→ Exercise objective: In the material below, how many lines contain the word "Created"? The reply must be that number alone.

──────── Available data

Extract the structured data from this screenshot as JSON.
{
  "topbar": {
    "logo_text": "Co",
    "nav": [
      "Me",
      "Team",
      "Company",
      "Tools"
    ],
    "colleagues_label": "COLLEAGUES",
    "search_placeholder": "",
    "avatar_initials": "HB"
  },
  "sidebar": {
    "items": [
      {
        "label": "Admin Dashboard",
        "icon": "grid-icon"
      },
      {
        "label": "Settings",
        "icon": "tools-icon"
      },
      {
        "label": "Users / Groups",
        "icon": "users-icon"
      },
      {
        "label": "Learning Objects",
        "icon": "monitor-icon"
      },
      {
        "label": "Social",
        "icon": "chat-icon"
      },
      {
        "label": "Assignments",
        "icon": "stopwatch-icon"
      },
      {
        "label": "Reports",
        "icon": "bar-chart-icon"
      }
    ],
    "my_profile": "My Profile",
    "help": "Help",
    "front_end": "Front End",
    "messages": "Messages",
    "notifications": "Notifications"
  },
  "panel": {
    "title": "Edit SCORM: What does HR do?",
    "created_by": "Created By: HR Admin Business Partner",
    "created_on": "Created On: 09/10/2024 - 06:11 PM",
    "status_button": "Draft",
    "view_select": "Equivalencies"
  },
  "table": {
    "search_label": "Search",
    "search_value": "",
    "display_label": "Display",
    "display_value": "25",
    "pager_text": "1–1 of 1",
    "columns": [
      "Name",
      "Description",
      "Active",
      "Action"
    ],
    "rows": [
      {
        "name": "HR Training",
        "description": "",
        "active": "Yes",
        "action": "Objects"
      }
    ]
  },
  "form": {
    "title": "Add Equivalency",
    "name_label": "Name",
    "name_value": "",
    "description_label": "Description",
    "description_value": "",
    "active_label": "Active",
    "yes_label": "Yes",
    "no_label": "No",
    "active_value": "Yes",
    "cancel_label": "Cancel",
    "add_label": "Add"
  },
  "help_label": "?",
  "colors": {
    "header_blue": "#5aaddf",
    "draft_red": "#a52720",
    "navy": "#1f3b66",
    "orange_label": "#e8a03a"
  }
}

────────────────

→ The answer: 2